The Assessed Essay will contribute 25% of the final mark for the module. It is designed to give students the opportunity to demonstrate their ability to review evidence, draw appropriate conclusions from it and employ the formal conventions of scholarly presentation. It must be no longer than 2,000 words.
The Examination will take place during the second assessment period [May/June] and will consist of an unseen three hour paper that will contribute the remaining 65% of the final mark for this module. Students must write 3 answers in total. Question 1 is a compulsory source investigation [or ‘primary source’] question, requiring students to choose and comment on three extracts from a selection of sources they will have encountered during the module. Students must answer Question 1 and two other questions.
Summary of course content
- ‘Good’ Kings and ‘Bad’ Kings in English History.
- Writing about kings and queens in medieval Europe.
Coronation, ritual, and the royal court:
- Portraying the princely court in England and Europe.
- Royal space: itinerary, the ‘palace’ and its iconography.
- The royal wedding.
- The queen and her court.
The warrior king:
- Conquerors, military failures, and captive kings.
- The Crusader King (and Queen).
- The warrior aura of kingship and orders of knighthood.
- The king as builder: castles and war-memorials.
The king as lawgiver:
- Establishing a reputation as a lawgiver and judge.
- The image of the lawgiver: coinage and seals.
The holy king and queen:
- Harnessing the holy: royal and ‘anti-royal’ saints.
- Dynastic churches: Westminster Abbey, St Denis, & the Sainte-Chapelle.
- Praying for the king and queen: monks, friars, nuns, paupers, and lepers.
- Bad Kingship and the Holy King.
The king is dead, God save the king:
- How to depose an anointed king?
- Deathbeds, burial, and the royal necropolis
- Demonstrate a critical and systematic knowledge of the history of kingship in England c.1000-1399 and of relevant European parallels, and an understanding of historiographical ideas concerning the portrayal of royal power.

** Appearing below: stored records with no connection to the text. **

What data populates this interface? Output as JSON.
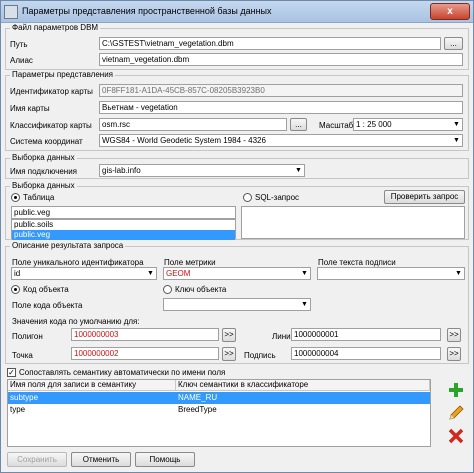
{
  "window": {
    "title": "Параметры представления пространственной базы данных",
    "close_glyph": "x"
  },
  "dbm_file": {
    "group_title": "Файл параметров DBM",
    "path_label": "Путь",
    "path_value": "C:\\GSTEST\\vietnam_vegetation.dbm",
    "alias_label": "Алиас",
    "alias_value": "vietnam_vegetation.dbm",
    "browse_label": "..."
  },
  "view_params": {
    "group_title": "Параметры представления",
    "map_id_label": "Идентификатор карты",
    "map_id_value": "0F8FF181-A1DA-45CB-857C-08205B3923B0",
    "map_name_label": "Имя карты",
    "map_name_value": "Вьетнам - vegetation",
    "classifier_label": "Классификатор карты",
    "classifier_value": "osm.rsc",
    "scale_label": "Масштаб",
    "scale_value": "1 : 25 000",
    "coord_label": "Система координат",
    "coord_value": "WGS84 - World Geodetic System 1984 - 4326"
  },
  "data_selection": {
    "group_title": "Выборка данных",
    "connection_label": "Имя подключения",
    "connection_value": "gis-lab.info"
  },
  "query": {
    "group_title": "Выборка данных",
    "table_radio": "Таблица",
    "sql_radio": "SQL-запрос",
    "check_btn": "Проверить запрос",
    "table_input": "public.veg",
    "tables": [
      "public.soils",
      "public.veg"
    ],
    "selected_table": "public.veg"
  },
  "result": {
    "group_title": "Описание результата запроса",
    "uid_label": "Поле уникального идентификатора",
    "uid_value": "id",
    "metric_label": "Поле метрики",
    "metric_value": "GEOM",
    "label_field_label": "Поле текста подписи",
    "label_field_value": "",
    "object_code_radio": "Код объекта",
    "object_key_radio": "Ключ объекта",
    "object_code_field_label": "Поле кода объекта",
    "object_code_field_value": "",
    "defaults_label": "Значения кода по умолчанию для:",
    "polygon_label": "Полигон",
    "polygon_value": "1000000003",
    "line_label": "Линия",
    "line_value": "1000000001",
    "point_label": "Точка",
    "point_value": "1000000002",
    "caption_label": "Подпись",
    "caption_value": "1000000004",
    "pick_btn": ">>"
  },
  "semantics": {
    "auto_map_label": "Сопоставлять семантику автоматически по имени поля",
    "auto_map_checked": "✓",
    "columns": [
      "Имя поля для записи в семантику",
      "Ключ семантики в классификаторе"
    ],
    "rows": [
      {
        "field": "subtype",
        "key": "NAME_RU"
      },
      {
        "field": "type",
        "key": "BreedType"
      }
    ],
    "selected_row": 0
  },
  "footer": {
    "save_label": "Сохранить",
    "cancel_label": "Отменить",
    "help_label": "Помощь"
  },
  "colors": {
    "selection": "#3399ff",
    "red_value": "#d01010",
    "add_icon": "#2aa52a",
    "delete_icon": "#d0281c"
  }
}
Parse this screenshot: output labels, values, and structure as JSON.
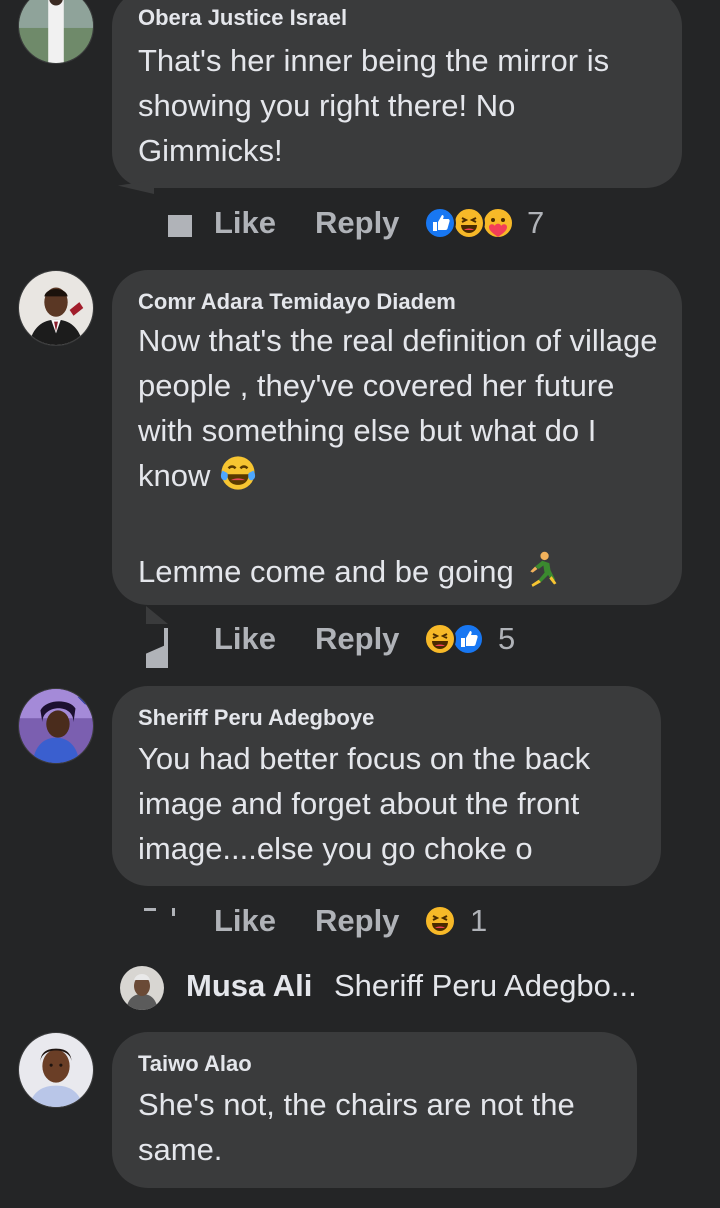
{
  "colors": {
    "background": "#242526",
    "bubble": "#3a3b3c",
    "primary_text": "#e4e6eb",
    "secondary_text": "#b0b3b8",
    "like_blue": "#1877f2",
    "haha_yellow": "#f7b928",
    "love_red": "#f33e58"
  },
  "comments": [
    {
      "author": "Obera Justice Israel",
      "text": "That's her inner being the mirror is showing you right there! No Gimmicks!",
      "like_label": "Like",
      "reply_label": "Reply",
      "reactions": [
        "like-icon",
        "haha-icon",
        "care-icon"
      ],
      "reaction_count": "7"
    },
    {
      "author": "Comr Adara Temidayo Diadem",
      "text_line1": "Now that's the real definition of village people , they've covered her future with something else but what do I know",
      "emoji1": "tears-of-joy-emoji",
      "text_line2": "Lemme come and be going",
      "emoji2": "running-man-emoji",
      "like_label": "Like",
      "reply_label": "Reply",
      "reactions": [
        "haha-icon",
        "like-icon"
      ],
      "reaction_count": "5"
    },
    {
      "author": "Sheriff Peru Adegboye",
      "text": "You had better focus on the back image and forget about the front image....else you go choke o",
      "like_label": "Like",
      "reply_label": "Reply",
      "reactions": [
        "haha-icon"
      ],
      "reaction_count": "1",
      "reply_preview": {
        "author": "Musa Ali",
        "snippet": "Sheriff Peru Adegbo..."
      }
    },
    {
      "author": "Taiwo Alao",
      "text": "She's not, the chairs are not the same."
    }
  ]
}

- Critically identify the main trends by which medieval writers and later historians have interpreted kingship in the medieval period.

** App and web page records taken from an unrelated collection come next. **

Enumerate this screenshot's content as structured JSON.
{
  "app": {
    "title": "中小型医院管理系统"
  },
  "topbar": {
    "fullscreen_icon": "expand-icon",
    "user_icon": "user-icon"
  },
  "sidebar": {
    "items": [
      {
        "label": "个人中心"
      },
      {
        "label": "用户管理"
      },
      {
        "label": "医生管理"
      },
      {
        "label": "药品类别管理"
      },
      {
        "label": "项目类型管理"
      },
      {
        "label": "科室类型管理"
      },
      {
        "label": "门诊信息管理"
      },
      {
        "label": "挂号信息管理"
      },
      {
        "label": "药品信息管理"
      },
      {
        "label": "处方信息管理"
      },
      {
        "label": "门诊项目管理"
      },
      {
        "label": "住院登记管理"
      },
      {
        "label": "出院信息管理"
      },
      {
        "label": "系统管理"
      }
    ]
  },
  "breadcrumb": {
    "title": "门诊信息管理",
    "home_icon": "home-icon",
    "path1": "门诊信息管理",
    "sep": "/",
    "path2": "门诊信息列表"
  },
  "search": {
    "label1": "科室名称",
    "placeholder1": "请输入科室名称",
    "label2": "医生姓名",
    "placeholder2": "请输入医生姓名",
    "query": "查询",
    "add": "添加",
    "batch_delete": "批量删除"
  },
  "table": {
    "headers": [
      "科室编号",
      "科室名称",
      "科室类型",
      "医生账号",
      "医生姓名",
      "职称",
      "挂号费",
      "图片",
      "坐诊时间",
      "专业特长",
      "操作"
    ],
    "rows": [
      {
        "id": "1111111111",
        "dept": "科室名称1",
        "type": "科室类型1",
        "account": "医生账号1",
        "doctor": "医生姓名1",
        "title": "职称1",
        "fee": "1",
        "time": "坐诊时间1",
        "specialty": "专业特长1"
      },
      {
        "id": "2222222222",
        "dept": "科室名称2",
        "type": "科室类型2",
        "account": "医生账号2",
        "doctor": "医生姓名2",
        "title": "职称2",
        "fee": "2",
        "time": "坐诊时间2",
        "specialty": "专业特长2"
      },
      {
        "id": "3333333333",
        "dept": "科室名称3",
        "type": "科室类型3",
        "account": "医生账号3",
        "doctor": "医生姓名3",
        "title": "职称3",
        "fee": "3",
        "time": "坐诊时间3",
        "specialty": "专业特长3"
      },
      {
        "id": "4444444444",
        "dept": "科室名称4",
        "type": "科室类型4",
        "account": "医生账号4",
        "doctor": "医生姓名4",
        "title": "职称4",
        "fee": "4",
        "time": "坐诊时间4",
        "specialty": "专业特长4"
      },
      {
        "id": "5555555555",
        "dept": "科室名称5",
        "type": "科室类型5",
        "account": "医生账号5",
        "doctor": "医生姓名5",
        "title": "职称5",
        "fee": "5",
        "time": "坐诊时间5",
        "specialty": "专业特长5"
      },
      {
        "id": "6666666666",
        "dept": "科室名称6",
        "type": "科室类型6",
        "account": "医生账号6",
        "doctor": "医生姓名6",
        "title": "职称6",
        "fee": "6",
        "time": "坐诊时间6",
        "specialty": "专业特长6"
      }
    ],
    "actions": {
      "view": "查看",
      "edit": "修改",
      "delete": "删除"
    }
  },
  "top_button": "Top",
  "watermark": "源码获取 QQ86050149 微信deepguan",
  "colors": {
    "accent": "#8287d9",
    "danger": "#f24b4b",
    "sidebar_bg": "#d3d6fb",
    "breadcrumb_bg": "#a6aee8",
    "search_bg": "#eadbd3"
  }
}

- Demonstrate an in-depth and critical understanding of a range of concepts and debates within the appropriate secondary literature.
- Analyse how medieval and modern models of royal behaviour have helped to shape historical discussion of the way in which royal power was perceived.

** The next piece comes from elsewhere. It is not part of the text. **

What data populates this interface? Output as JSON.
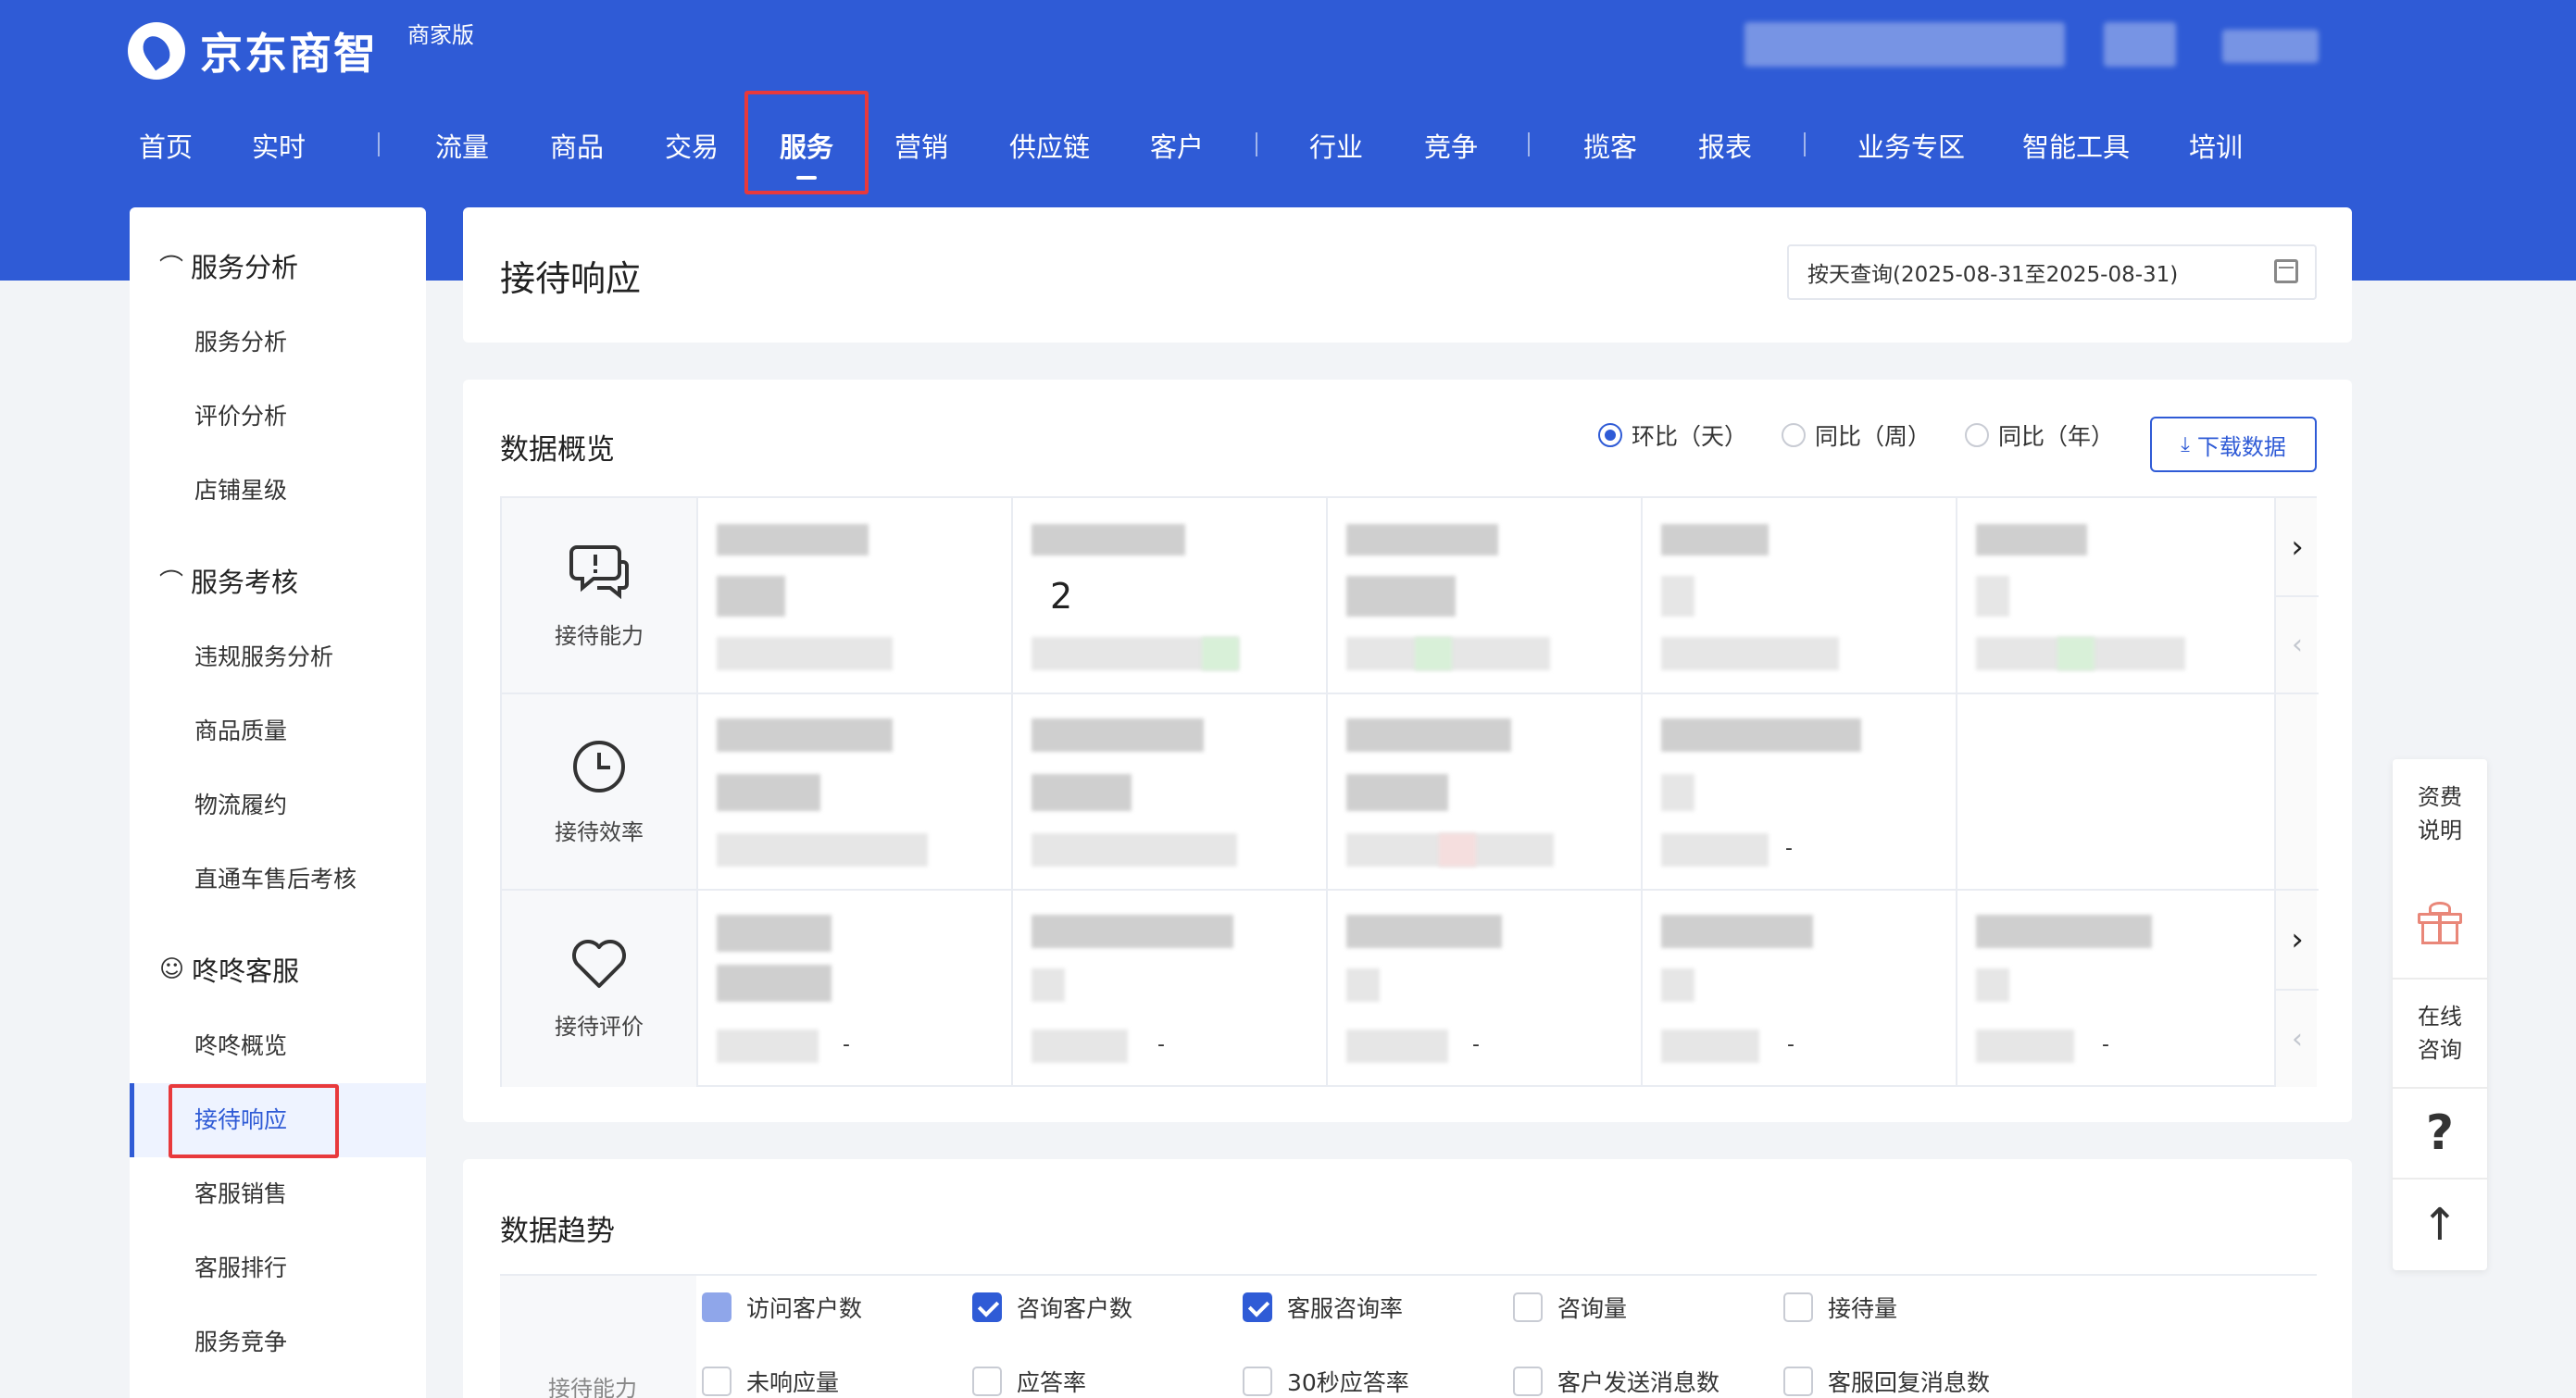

- Demonstrate a critical understanding of key primary sources on kingship c.1000-1399 and their significance.
Skills that will be practised and developed
- An ability to communicate ideas and arguments effectively, whether in class discussion or in written form.
- An ability to work effectively with others in teams or groups.
- An ability to think critically and challenge assumptions.
- An ability to formulate and justify arguments and conclusions and present appropriate supporting evidence.
- An ability to modify as well as to defend their own position.
- An ability to use a range of information technology resources to assist with information retrieval and assignment presentation.
- Time management skills and an ability to independently organise their own study methods and workload
Suggested preparatory reading
Building Accounts of King Henry III, ed. H.M. Colvin (Oxford, 1971).
Chronicle of the Third Crusade. A translation of the Itinerarium Peregrinorum et Gesta Regis Ricardi, H.J. Nicholson (Aldershot, 1997).
The History of Saint Edward the King, by Matthew Paris, trans. T.S. Fenster and J. Wogan-Browne (Tempe, Arizona, 2008).
Jean, sire de Joinville, Life of St Louis, trans. M.R.B. Shaw, Joinville & Villehardouin. Chronicles of the Crusades (Harmondsworth, 1963).
John of Salisbury, Policraticus. Of the frivolities of courtiers and the footprints of philosophers, ed. and trans. C.J. Nederman (Cambridge 1990).
'The Laws of Edward the Confessor', in B. O’Brien, God’s Peace and the King’s Peace: the Laws of Edward the Confessor (Philadelphia, 1999).
The Life of St Edmund by Matthew Paris, ed. and trans. C.H. Lawrence (Stroud, 1996).